After registering, you will enter the preoperative area. The nursing staff will administer eye medications, such as dilating drops. An I.V. will be started in your arm so that sedatives can be administered during the operation. Because the eye medications require a significant amount of time to work, a relative or friend can accompany you during this waiting period in the preoperative area. If you do not speak English, please bring a companion who does. Some patients bring their own music with headphones.
You will receive sedatives to help you feel relaxed, but you won’t be completely asleep. Your eye will be numb, but you may feel drops and some mild pressure at times. Your lids will be held open so that you can’t blink. You will not see instruments or the surgery itself – you will only be able to see light and bright colors during the operation. Most patients relax and listen to the background music.
You will be able to return home after a brief rest in the recovery area. For cataract surgery, we do not expect to restrict your diet, your activities, your sleeping position, or the use of your eyes for TV or reading after surgery. Aspirin, Tylenol, or other over-the-counter pain relievers are usually adequate for any post-op aching. It is generally advisable to take a nap to decrease any residual effects from the sedatives. This also lessens the watering and the scratchy feeling that is normally felt during the first day.
You should expect the vision to be quite blurred at first. It is common for your pupil to remain enlarged from the dilating drops for up to 36 hours. The sedatives can blur your recollection of the day’s events.
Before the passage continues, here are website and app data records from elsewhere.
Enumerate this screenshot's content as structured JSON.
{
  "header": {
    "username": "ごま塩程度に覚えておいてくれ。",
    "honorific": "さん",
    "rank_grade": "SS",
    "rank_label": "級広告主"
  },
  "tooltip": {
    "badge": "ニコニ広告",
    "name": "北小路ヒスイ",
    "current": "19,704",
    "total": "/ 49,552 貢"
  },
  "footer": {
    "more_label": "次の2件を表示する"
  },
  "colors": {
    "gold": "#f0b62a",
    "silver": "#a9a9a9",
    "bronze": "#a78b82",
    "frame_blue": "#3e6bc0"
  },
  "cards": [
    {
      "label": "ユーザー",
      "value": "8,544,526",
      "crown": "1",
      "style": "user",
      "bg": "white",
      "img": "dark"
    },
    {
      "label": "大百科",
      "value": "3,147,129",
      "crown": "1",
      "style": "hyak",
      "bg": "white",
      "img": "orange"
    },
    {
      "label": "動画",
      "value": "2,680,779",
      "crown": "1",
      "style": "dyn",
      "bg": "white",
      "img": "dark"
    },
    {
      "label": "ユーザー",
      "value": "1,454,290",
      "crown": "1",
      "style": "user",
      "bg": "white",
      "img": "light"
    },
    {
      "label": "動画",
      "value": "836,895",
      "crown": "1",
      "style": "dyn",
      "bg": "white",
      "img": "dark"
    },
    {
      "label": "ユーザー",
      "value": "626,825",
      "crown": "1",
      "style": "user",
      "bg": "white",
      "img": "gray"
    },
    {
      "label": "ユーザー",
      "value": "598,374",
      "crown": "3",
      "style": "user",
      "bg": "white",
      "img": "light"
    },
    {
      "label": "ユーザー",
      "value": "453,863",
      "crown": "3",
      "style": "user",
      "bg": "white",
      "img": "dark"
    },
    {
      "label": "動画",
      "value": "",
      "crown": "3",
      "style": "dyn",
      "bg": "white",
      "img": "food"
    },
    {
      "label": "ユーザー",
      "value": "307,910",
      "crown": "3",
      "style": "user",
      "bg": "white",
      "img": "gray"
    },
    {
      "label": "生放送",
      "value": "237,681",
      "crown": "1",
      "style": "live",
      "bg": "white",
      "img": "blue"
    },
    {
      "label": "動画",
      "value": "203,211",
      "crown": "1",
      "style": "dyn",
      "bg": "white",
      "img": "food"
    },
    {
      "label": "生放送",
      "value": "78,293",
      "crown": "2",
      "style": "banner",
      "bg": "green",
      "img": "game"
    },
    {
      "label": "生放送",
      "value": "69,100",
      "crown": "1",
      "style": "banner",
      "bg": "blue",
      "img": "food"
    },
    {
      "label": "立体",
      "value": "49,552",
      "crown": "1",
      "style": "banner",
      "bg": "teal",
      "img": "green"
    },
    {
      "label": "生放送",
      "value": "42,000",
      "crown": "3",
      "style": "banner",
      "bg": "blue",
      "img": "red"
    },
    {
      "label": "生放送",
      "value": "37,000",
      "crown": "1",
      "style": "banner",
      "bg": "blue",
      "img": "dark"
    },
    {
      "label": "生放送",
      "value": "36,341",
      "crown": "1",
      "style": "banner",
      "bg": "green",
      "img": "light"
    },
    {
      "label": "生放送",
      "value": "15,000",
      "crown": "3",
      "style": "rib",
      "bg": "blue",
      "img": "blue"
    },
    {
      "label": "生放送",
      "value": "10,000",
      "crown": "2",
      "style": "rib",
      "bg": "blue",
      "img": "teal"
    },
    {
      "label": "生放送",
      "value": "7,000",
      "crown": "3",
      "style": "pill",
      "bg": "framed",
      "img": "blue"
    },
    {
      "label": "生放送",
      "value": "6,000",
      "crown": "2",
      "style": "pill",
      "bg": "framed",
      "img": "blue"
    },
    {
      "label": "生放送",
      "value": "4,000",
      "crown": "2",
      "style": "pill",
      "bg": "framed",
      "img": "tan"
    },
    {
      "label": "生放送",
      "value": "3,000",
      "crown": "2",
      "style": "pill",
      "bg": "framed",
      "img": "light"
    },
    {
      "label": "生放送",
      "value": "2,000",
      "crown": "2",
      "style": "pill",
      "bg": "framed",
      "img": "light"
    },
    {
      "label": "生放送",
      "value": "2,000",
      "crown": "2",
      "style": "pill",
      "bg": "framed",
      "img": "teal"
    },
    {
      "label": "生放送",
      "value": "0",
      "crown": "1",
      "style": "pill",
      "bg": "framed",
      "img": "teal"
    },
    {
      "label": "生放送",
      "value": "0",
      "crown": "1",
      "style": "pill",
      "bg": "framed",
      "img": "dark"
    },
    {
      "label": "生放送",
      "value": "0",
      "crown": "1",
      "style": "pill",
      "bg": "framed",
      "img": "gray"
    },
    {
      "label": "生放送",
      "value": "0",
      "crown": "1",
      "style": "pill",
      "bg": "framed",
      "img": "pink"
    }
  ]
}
For this reason, it is best to save non-essential questions for your first postoperative office visit.
Instructions for YAG Laser patients
The YAG laser procedure is not true “surgery” and it is performed in a small treatment room rather than an operating room. You should prepare for this just as you would for an eye examination in your doctor’s office. Your regular medications, such as pills or eye drops, should be taken at the normal times. You will not change clothing, nor receive any sedation. Only the treated eye will be dilated, and it will be numbed with anesthetic drops.
You will be seated at an eye microscope similar to that used for a routine eye exam. The microscope is used to steady your head, and to focus and administer the laser treatment. A special focusing lens will be placed on the eye to control eye movements and to prevent the lids from closing. Because the amount of laser energy is so small, there is no effect on the other eye or other parts of your body. There is a clicking sensation as the laser is administered. Following the treatment, there may be temporary blurring during the first day. The eye may be slightly irritated later in the day, but pain is uncommon, and a bandage is not necessary.